Click here to see the Top 25 in the ranking.
“Each Midwest city is in a race to attract, grow and retain tech startups — and some are ahead in that race while others are… getting lapped,” said Victor Gutwein, founder and managing partner at M25. “Our goal has been to provide an analytical, objective benchmark to help entities and individuals determine how ecosystems are performing relative to each other.”
Leawood-based C2FO’s $200 million round in August was not counted for the 2019 ranking because it missed the June 30 data pull off, Gutwein noted, which should boost Kansas City’s standing in 2020.
Click here to read Gutwein’s and others’ thoughts on momentum building in KC.
Within M25’s rankings, Kansas City scored most dramatically lower on business climate — a measure of how conducive the city’s economic environment is to attract and scale a business. Kansas City was dinged particularly on quality airport access and population reach.

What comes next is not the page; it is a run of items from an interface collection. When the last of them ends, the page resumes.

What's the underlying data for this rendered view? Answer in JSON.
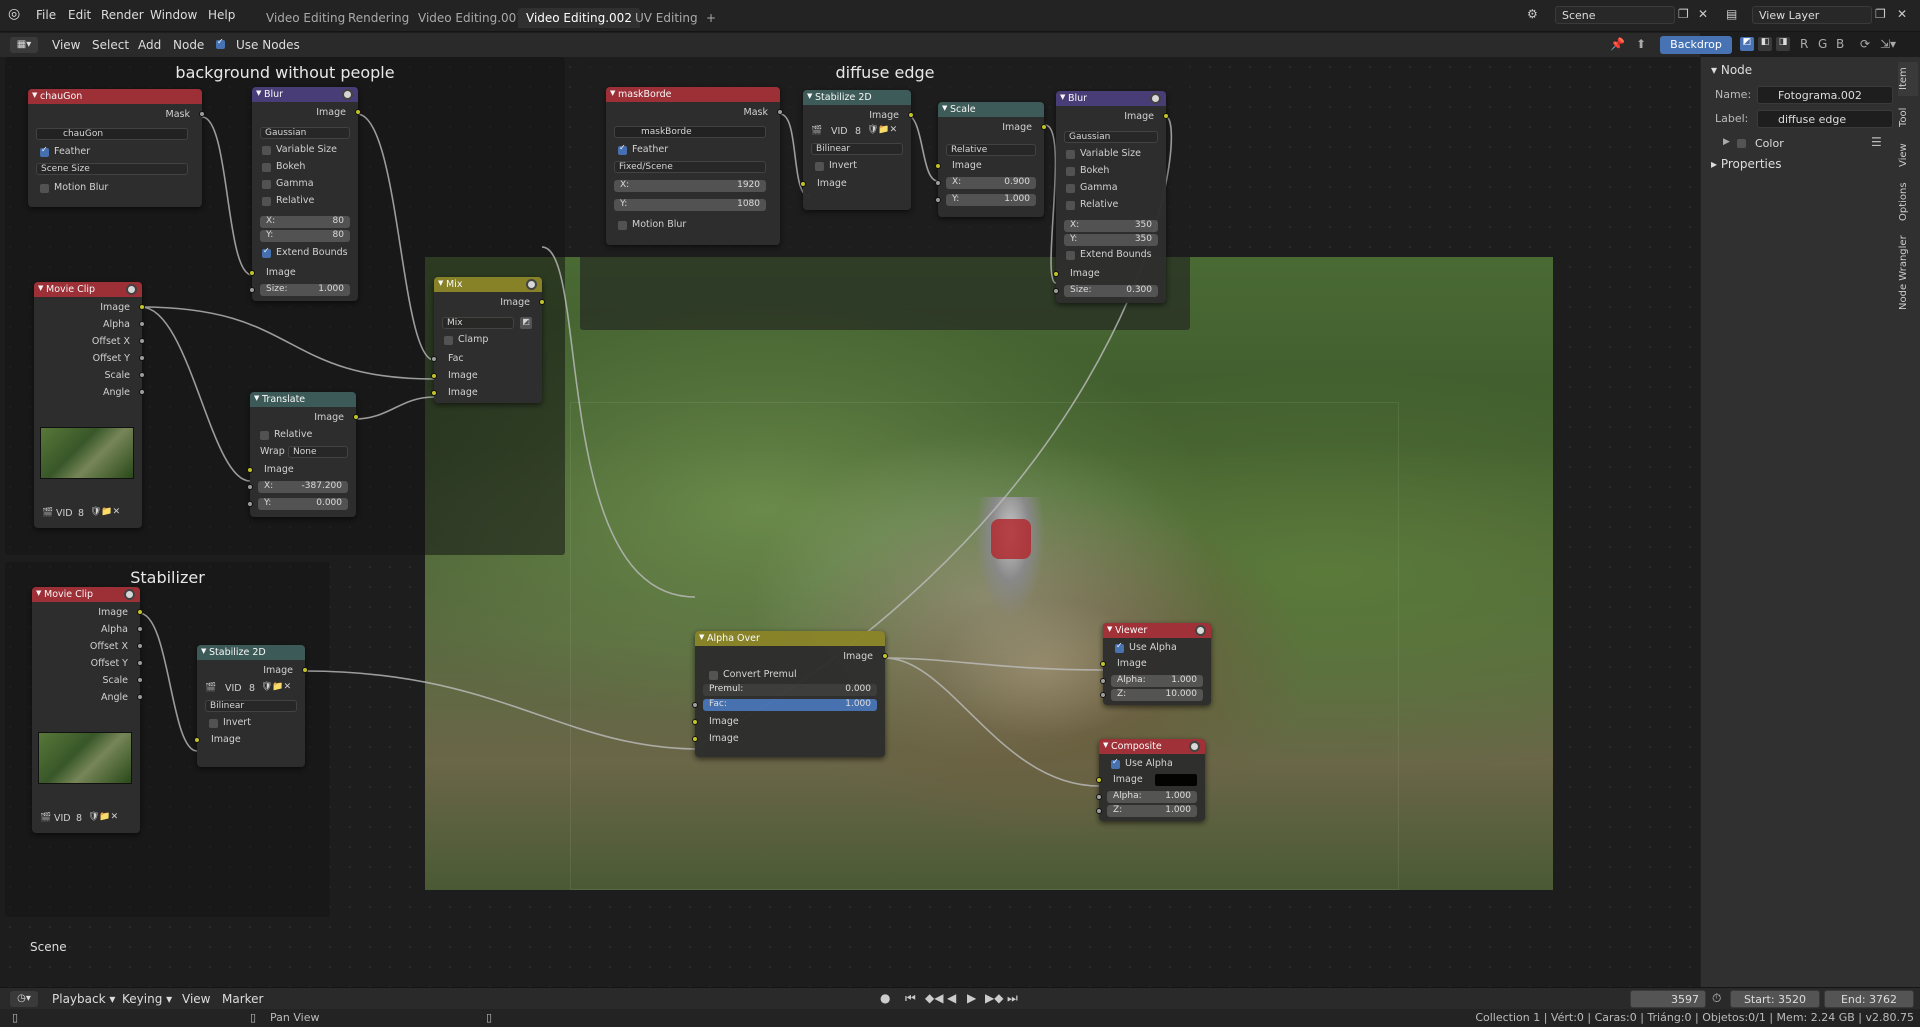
{
  "menus": [
    "File",
    "Edit",
    "Render",
    "Window",
    "Help"
  ],
  "workspaces": [
    "Video Editing",
    "Rendering",
    "Video Editing.001",
    "Video Editing.002",
    "UV Editing"
  ],
  "active_workspace": "Video Editing.002",
  "add_workspace": "+",
  "scene_name": "Scene",
  "view_layer": "View Layer",
  "editor_menu": [
    "View",
    "Select",
    "Add",
    "Node"
  ],
  "use_nodes_label": "Use Nodes",
  "backdrop_label": "Backdrop",
  "backdrop_channels": [
    "R",
    "G",
    "B"
  ],
  "frames": {
    "bg": "background without people",
    "diffuse": "diffuse edge",
    "stab": "Stabilizer"
  },
  "nodes": {
    "chaugon": {
      "title": "chauGon",
      "out_mask": "Mask",
      "mask_name": "chauGon",
      "feather": "Feather",
      "size_mode": "Scene Size",
      "motion_blur": "Motion Blur"
    },
    "blur1": {
      "title": "Blur",
      "out": "Image",
      "filter": "Gaussian",
      "opts": [
        "Variable Size",
        "Bokeh",
        "Gamma",
        "Relative"
      ],
      "x_l": "X:",
      "x_v": "80",
      "y_l": "Y:",
      "y_v": "80",
      "extend": "Extend Bounds",
      "in_image": "Image",
      "size_l": "Size:",
      "size_v": "1.000"
    },
    "movieclip1": {
      "title": "Movie Clip",
      "outs": [
        "Image",
        "Alpha",
        "Offset X",
        "Offset Y",
        "Scale",
        "Angle"
      ],
      "clip": "VID",
      "users": "8"
    },
    "translate": {
      "title": "Translate",
      "out": "Image",
      "relative": "Relative",
      "wrap_l": "Wrap",
      "wrap_v": "None",
      "in_image": "Image",
      "x_l": "X:",
      "x_v": "-387.200",
      "y_l": "Y:",
      "y_v": "0.000"
    },
    "mix": {
      "title": "Mix",
      "out": "Image",
      "mode": "Mix",
      "clamp": "Clamp",
      "ins": [
        "Fac",
        "Image",
        "Image"
      ]
    },
    "maskborde": {
      "title": "maskBorde",
      "out_mask": "Mask",
      "mask_name": "maskBorde",
      "feather": "Feather",
      "size_mode": "Fixed/Scene",
      "x_l": "X:",
      "x_v": "1920",
      "y_l": "Y:",
      "y_v": "1080",
      "motion_blur": "Motion Blur"
    },
    "stab1": {
      "title": "Stabilize 2D",
      "out": "Image",
      "clip": "VID",
      "users": "8",
      "filter": "Bilinear",
      "invert": "Invert",
      "in_image": "Image"
    },
    "scale": {
      "title": "Scale",
      "out": "Image",
      "mode": "Relative",
      "in_image": "Image",
      "x_l": "X:",
      "x_v": "0.900",
      "y_l": "Y:",
      "y_v": "1.000"
    },
    "blur2": {
      "title": "Blur",
      "out": "Image",
      "filter": "Gaussian",
      "opts": [
        "Variable Size",
        "Bokeh",
        "Gamma",
        "Relative"
      ],
      "x_l": "X:",
      "x_v": "350",
      "y_l": "Y:",
      "y_v": "350",
      "extend": "Extend Bounds",
      "in_image": "Image",
      "size_l": "Size:",
      "size_v": "0.300"
    },
    "movieclip2": {
      "title": "Movie Clip",
      "outs": [
        "Image",
        "Alpha",
        "Offset X",
        "Offset Y",
        "Scale",
        "Angle"
      ],
      "clip": "VID",
      "users": "8"
    },
    "stab2": {
      "title": "Stabilize 2D",
      "out": "Image",
      "clip": "VID",
      "users": "8",
      "filter": "Bilinear",
      "invert": "Invert",
      "in_image": "Image"
    },
    "alphaover": {
      "title": "Alpha Over",
      "out": "Image",
      "convert": "Convert Premul",
      "premul_l": "Premul:",
      "premul_v": "0.000",
      "fac_l": "Fac:",
      "fac_v": "1.000",
      "ins": [
        "Image",
        "Image"
      ]
    },
    "viewer": {
      "title": "Viewer",
      "use_alpha": "Use Alpha",
      "in_image": "Image",
      "alpha_l": "Alpha:",
      "alpha_v": "1.000",
      "z_l": "Z:",
      "z_v": "10.000"
    },
    "composite": {
      "title": "Composite",
      "use_alpha": "Use Alpha",
      "in_image": "Image",
      "alpha_l": "Alpha:",
      "alpha_v": "1.000",
      "z_l": "Z:",
      "z_v": "1.000"
    }
  },
  "scene_label": "Scene",
  "sidebar": {
    "section": "Node",
    "name_l": "Name:",
    "name_v": "Fotograma.002",
    "label_l": "Label:",
    "label_v": "diffuse edge",
    "color": "Color",
    "properties": "Properties",
    "tabs": [
      "Item",
      "Tool",
      "View",
      "Options",
      "Node Wrangler"
    ]
  },
  "timeline": {
    "menus": [
      "Playback",
      "Keying",
      "View",
      "Marker"
    ],
    "current": "3597",
    "start": "Start: 3520",
    "end": "End: 3762"
  },
  "status": {
    "hint": "Pan View",
    "info": "Collection 1 | Vért:0 | Caras:0 | Triáng:0 | Objetos:0/1 | Mem: 2.24 GB | v2.80.75"
  }
}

Tax climate, cost of living and gross domestic product were among more significant strengths in this area.
Areas where KC is weak (according to M25’s findings):
- No significant university ecosystem
- Few large (Fortune 500) companies
- Techstars Kansas City wasn’t active in 2019 (a Techstars program carries more weight than an average accelerator in M25’s list because of the rankings incorporated from the Seed Accelerator Rankings Project)
- Neither Kansas nor Missouri are considered competitive in direct state investment programs (whether it be a tax credit program, a fund-of-funds focused on the state, or direct investment arms like InvestNebraska or Elevate Ventures in Indiana)
- Airport quality and population reach are weaker than other cities of similar size
Areas where KC is strong:
- The tax climate is better relative to other Midwest states
- Educated workforce (not as high as a college town like Ann Arbor, Michigan, or Madison, Wisconsin, but stronger than most others in the Top 25)
- Fares well on “Big Outcomes,” which factors in exits over $50 million and fund raises over $50 million
- Scores well on creating liquidity, with a good rank in number of exits and percent of deals that exit
“Candidly, I felt Kansas City was more vibrant than the rankings showed,” Gutwein said. “But this could also be because I am an early stage digital technology investor, and Kansas City may be (and to me anecdotally is) stronger in this category than some other cities ranked above it — probably because these cities have a more mature ecosystem and/or have deep strengths in some areas we (as an investor) don’t look at, like life sciences, but still would register on these rankings.”